The feds have said they should be allowed to take another crack at the former Rensselaer County Republican by filing a superceding or new indictment against him using a different legal arguement this time around.
But Bruno’s attorneys say the government is barred under the double jeopardy close of the Constitution from pursuing any additional chares.
Dec 23rd - 4:09 pm
Karl Rove supects Hillary Clinton will run for president in 2016.
Ten years of Clinton style.
Gov. David Paterson has “vacated” the executive mansion and will spend Christmas in NYC.
Gersh Kuntzman tried to convince Assemblyman Vito Lopez that OpEds are a good thing.
State Comptroller Tom DiNapoli will push for a law that bars lawmakers convicted of felonies from receiving their pensions.
Joseph Spinelli will be the acting chair of the Public Integrity Commission following Michael Cherkasky’s departure, effective Jan. 1. (No link).
Suffolk County DA Thomas J. Spota blasted Paterson for commuting John White’s sentence without reaching out to the victim’s family first.

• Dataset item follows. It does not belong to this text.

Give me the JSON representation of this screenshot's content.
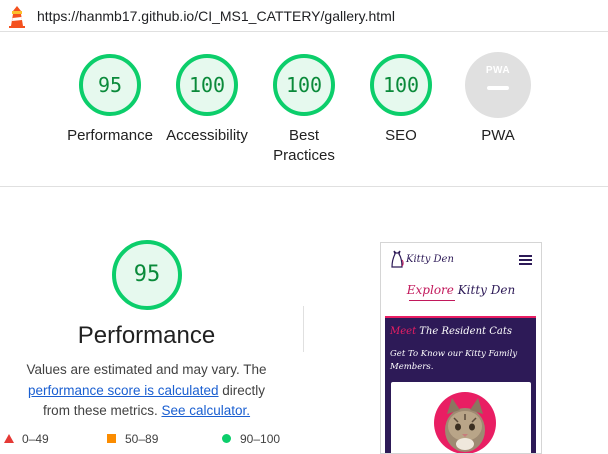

The Open Space Institute’s Joe Martens is being considered by Team Cuomo as the next DEC commissioner.
Larry Schwartz’s job with the Cuomo administration might not be good news for the environmentalists.
Whole Foods is under fire from wineries, unions and small businesses for its plan to sell wine in its stores.

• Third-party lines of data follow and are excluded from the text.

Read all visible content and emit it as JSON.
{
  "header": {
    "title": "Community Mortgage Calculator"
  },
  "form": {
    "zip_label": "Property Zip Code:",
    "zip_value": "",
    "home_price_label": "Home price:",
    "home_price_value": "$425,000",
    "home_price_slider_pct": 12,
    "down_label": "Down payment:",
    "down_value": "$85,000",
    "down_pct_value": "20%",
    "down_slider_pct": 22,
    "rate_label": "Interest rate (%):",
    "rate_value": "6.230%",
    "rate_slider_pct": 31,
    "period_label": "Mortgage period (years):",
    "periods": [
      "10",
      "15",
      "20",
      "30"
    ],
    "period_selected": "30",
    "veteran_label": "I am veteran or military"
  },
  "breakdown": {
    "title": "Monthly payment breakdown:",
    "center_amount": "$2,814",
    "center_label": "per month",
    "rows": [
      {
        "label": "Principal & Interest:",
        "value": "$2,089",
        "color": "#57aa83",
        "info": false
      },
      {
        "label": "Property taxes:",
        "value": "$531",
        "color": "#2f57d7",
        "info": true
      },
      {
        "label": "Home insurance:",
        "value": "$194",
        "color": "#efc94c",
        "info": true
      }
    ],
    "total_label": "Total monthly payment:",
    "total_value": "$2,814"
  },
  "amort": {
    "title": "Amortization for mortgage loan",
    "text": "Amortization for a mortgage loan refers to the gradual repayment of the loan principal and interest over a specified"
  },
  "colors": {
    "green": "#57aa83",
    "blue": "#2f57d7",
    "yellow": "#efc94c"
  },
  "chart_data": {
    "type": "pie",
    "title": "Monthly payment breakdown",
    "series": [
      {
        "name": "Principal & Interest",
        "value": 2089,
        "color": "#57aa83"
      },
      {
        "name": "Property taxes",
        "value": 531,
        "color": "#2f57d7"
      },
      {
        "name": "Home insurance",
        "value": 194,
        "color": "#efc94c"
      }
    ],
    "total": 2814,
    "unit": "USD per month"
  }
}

Dan Collins includes Bloomberg and Rudy Giuliani in the “losers” column when it comes tot he Zadroga bill.
A tree that survived the 9/11 attacks returned home.

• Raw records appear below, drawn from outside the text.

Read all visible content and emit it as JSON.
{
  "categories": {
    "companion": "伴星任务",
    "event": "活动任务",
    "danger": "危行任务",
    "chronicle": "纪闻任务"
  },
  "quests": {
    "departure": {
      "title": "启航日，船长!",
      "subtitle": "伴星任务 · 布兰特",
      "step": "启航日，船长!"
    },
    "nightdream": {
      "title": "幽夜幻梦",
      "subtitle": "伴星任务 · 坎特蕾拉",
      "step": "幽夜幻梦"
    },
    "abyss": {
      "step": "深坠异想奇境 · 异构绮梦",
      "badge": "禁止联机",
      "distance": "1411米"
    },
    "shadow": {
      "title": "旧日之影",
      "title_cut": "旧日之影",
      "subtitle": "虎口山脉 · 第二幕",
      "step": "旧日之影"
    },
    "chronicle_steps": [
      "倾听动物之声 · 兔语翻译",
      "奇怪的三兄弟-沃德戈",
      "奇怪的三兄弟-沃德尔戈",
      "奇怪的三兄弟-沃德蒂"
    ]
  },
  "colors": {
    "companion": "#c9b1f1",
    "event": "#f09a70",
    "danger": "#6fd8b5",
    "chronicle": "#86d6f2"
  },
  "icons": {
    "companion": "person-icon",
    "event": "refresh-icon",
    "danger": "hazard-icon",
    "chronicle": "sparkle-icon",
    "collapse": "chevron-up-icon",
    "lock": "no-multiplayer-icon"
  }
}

Rahm Emanuel won his residency case, bringing him one step closer to his dream of becoming mayor of Chicago.
State lawmakers and Labor Department officials met with the producers of “Spiderman” to express concern over safety at the accident-prone Broadway show.
Cuomo has reportedly hired Assemblyman Dov Hikind’s chief of staff to be his Jewish liaison.
Paterson signed a bankruptcy protection bill.
Debate began in court over the waiver granted to NYC Schools Chancellor-in-waiting Cathie Black.
Dec 23rd - 3:37 pm
We are rockin’ and rollin’ here at CapTon today, trying to tape a week’s worth of holiday shows while simultaneously preparing for tonight’s show, so I’m going to be signing off the blog a bit early.
Tomorrow, of course, is Christmas Eve, (yes, I flubbed this the first time around; Liz A. fixed it) and we’ve decided to give the hard-working CapTon crew the day off to spend it with their friends and families. I will be around, but will probably be blogging only a bit because I’ve got a lot of packing to do.
Yes, it’s true. I’m taking a vacation.
Those of you who know me well are probably aware that this is a miracle befitting the holiday season.
I’ll be out of the country for six whole days with only spotty Internet service – at best. (If I survive this spate of disconnection without having a nervous breakdown, we’ll have yet another miracle on our hands; I’m already missing the BlackBerry).
And so, I’m leaving the blog in the capable hands of Liz Alesse and Michael Johnson. Please be kind to them. You can contact them at email@example.com (Monday and Tuesday) and firstname.lastname@example.org (Wednesday and Thursday).
I’ll be back Friday in time for Governor-elect Andrew Cuomo’s private swearing-in at the executive mansion.
Until then, I hope you have a happy and healthy holiday season. Thanks for all you do for me, the blog and the show. I couldn’t do it without you.
Dec 23rd - 2:33 pm
Comptroller Tom DiNapoli has been busy this week, announcing several members of his new staff. He just released a statement with another appointment. Stephen Hamilton will be his new Inspector General, replacing George King who had been in that role since 2007.
According to the release, Hamilton served as Special Counsel for the Office of State Comptroller’s Investigations Unit of the Legal Services Division. He was also counsel for Law Enforcement and Compliance at the New York State Department of Environmental Conservation and the Associate Counsel for the New York State Ethics Commission.
His salary will be $150,000.